Segment Start: Material for this exercise

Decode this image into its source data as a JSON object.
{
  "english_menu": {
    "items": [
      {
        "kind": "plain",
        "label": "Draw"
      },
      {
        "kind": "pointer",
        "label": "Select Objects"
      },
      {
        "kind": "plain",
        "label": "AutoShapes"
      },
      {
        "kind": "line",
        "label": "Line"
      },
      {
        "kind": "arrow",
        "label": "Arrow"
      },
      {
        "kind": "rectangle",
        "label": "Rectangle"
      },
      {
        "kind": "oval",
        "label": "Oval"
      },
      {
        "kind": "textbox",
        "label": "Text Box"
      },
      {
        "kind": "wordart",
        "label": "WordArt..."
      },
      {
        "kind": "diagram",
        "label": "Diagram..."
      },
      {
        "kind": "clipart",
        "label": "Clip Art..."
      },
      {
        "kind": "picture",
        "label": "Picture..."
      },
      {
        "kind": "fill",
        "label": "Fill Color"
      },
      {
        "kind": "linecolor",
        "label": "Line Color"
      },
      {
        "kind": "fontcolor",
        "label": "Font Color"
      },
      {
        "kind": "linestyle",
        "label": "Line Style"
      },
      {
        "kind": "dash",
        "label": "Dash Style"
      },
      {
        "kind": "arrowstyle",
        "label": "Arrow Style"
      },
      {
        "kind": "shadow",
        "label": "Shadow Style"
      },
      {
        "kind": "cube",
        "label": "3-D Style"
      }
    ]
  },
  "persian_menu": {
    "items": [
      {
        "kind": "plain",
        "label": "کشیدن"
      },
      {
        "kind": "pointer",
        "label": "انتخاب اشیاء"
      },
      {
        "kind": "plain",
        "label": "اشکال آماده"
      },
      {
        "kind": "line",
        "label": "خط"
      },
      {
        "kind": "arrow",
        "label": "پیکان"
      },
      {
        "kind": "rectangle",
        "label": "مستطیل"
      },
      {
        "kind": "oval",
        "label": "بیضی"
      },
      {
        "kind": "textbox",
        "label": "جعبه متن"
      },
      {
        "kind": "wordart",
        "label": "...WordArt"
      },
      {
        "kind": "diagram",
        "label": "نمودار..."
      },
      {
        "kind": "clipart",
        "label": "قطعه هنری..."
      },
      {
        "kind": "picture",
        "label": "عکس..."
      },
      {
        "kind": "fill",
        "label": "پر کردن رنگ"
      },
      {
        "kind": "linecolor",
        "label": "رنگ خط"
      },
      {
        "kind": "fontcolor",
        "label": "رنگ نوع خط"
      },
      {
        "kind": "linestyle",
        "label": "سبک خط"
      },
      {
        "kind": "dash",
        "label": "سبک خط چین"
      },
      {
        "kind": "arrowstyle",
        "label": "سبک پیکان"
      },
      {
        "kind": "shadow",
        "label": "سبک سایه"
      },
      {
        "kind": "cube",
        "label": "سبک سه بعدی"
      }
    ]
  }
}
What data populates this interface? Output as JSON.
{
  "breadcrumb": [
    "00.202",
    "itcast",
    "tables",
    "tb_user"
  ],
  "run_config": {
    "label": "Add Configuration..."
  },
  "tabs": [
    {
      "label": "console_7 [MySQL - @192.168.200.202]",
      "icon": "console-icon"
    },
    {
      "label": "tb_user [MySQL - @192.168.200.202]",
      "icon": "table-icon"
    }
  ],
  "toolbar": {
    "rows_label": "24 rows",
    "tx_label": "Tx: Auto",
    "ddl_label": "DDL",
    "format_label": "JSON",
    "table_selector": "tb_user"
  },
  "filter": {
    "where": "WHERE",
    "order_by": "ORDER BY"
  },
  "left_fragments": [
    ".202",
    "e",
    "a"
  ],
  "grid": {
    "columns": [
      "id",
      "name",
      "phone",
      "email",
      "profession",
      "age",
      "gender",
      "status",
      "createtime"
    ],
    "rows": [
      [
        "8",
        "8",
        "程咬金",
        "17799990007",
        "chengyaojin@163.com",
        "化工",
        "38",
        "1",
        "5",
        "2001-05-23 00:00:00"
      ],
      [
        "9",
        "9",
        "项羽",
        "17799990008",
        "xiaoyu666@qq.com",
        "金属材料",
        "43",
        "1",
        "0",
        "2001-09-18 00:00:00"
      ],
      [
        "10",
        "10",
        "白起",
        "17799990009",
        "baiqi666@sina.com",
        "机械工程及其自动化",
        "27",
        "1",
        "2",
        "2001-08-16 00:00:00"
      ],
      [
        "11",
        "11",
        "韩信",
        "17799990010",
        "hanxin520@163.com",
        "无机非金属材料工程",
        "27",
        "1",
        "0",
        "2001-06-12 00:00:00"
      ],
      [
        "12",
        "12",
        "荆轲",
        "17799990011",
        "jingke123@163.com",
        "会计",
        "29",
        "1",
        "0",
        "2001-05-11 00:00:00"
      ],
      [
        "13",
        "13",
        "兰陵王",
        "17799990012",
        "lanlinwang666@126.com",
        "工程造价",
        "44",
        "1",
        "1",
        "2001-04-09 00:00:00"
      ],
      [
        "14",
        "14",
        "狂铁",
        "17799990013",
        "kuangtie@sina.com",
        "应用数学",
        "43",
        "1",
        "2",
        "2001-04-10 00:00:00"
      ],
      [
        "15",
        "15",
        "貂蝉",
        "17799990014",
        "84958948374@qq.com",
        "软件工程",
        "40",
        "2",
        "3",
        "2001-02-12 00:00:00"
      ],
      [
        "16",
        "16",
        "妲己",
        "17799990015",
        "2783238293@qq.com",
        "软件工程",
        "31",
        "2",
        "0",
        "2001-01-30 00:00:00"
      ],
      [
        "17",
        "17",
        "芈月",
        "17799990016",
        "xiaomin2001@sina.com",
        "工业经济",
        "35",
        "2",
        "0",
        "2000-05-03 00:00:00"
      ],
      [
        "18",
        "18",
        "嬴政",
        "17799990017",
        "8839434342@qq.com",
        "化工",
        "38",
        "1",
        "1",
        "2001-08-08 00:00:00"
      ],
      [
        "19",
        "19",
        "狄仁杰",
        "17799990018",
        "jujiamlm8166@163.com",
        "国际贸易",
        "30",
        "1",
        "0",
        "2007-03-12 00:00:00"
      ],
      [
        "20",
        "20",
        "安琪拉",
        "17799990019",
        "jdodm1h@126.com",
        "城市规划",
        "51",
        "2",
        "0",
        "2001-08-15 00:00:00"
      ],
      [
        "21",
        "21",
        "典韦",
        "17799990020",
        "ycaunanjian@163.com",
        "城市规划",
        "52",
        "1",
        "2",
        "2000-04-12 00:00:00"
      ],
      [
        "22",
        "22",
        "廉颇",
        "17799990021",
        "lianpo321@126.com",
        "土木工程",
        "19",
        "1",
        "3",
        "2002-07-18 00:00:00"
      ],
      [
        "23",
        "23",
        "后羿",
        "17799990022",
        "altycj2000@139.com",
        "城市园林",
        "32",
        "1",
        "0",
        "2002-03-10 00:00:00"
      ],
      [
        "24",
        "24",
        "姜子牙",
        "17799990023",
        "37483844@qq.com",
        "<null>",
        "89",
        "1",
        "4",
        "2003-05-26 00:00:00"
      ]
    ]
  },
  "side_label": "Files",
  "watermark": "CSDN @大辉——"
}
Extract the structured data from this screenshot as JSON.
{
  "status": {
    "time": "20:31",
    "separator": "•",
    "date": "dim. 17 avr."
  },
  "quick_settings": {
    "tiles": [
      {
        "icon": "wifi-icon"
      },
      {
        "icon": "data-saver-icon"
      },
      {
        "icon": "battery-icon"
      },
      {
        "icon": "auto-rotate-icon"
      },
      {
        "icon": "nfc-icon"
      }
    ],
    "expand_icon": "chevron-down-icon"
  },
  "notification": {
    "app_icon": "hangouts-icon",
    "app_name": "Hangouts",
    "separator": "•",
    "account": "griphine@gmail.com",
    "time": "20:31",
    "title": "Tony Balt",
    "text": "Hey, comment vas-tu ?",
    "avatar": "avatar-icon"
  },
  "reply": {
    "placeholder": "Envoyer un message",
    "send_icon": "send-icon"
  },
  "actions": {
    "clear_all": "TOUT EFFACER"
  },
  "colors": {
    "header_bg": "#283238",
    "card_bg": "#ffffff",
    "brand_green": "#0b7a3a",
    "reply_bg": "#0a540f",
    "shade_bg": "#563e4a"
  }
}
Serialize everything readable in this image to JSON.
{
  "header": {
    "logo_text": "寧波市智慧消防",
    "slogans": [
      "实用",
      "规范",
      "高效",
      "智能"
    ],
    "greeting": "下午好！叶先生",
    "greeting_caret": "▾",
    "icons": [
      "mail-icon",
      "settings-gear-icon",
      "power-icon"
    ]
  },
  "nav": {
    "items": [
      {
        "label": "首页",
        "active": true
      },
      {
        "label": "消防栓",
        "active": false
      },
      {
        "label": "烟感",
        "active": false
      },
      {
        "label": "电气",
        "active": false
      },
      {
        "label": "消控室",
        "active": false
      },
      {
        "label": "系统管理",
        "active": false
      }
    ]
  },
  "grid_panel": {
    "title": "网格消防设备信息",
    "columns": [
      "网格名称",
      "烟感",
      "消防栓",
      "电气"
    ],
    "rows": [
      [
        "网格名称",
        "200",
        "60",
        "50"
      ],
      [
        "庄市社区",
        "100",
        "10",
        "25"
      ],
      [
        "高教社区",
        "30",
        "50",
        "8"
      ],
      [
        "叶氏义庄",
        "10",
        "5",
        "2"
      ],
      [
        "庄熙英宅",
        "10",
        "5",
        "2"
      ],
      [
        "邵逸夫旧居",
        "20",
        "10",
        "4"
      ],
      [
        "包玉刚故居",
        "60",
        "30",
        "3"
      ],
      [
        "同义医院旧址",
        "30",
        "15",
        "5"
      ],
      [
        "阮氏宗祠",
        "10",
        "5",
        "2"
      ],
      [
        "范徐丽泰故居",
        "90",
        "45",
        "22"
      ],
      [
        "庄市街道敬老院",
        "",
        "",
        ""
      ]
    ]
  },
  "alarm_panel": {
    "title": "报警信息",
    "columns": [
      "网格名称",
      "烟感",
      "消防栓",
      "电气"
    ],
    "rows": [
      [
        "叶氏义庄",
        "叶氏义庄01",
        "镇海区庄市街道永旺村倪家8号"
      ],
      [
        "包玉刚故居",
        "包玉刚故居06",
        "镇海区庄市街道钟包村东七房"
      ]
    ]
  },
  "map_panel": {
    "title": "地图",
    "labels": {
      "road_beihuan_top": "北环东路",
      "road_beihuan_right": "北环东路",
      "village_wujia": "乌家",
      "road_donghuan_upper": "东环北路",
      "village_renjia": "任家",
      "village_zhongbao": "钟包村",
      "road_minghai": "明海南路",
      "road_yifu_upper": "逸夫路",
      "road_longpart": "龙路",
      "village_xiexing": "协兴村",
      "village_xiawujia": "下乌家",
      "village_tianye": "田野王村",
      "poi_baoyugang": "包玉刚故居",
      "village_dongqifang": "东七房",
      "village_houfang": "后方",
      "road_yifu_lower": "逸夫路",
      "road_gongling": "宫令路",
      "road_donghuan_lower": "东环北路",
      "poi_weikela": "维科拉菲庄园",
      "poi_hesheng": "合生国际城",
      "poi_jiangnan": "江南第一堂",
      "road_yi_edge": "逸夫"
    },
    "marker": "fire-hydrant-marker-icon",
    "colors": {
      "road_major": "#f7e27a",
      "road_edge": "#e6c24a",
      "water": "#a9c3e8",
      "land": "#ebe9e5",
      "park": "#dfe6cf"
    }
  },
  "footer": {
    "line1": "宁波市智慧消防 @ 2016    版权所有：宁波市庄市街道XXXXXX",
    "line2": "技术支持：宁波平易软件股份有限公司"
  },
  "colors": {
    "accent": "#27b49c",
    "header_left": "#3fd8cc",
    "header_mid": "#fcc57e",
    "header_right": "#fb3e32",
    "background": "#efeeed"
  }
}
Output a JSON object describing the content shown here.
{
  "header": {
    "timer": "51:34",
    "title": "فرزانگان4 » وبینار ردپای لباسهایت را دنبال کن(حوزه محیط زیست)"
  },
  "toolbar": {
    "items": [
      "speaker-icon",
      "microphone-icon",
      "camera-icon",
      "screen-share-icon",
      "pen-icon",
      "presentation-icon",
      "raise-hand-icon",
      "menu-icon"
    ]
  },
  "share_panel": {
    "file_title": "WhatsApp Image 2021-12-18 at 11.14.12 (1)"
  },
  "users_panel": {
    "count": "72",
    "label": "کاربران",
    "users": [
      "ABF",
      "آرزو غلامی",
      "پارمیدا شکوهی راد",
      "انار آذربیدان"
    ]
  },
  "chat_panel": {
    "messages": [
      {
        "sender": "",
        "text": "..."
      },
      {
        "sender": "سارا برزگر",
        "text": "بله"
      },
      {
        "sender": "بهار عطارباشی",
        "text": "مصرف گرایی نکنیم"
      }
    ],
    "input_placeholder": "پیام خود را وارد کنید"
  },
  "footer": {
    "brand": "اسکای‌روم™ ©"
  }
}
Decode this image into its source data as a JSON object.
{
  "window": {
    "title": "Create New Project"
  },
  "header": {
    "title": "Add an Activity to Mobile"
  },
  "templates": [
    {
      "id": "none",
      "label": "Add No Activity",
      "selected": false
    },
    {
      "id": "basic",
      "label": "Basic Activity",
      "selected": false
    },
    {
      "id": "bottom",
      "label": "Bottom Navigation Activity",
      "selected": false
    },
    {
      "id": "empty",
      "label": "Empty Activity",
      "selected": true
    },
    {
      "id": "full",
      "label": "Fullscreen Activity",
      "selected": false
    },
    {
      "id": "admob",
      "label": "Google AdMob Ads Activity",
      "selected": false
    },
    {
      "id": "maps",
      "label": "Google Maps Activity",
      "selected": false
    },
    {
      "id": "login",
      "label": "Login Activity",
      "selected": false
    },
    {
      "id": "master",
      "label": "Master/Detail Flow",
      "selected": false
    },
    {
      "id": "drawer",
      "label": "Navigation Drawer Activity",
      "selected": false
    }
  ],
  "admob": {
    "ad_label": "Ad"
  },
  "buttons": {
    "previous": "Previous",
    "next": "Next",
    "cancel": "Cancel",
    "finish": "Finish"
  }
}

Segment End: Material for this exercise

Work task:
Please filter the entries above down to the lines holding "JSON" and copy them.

Problem solution:
Decode this image into its source data as a JSON object.
What data populates this interface? Output as JSON.
    "format_label": "JSON",
Extract the structured data from this screenshot as JSON.
Serialize everything readable in this image to JSON.
Output a JSON object describing the content shown here.
Decode this image into its source data as a JSON object.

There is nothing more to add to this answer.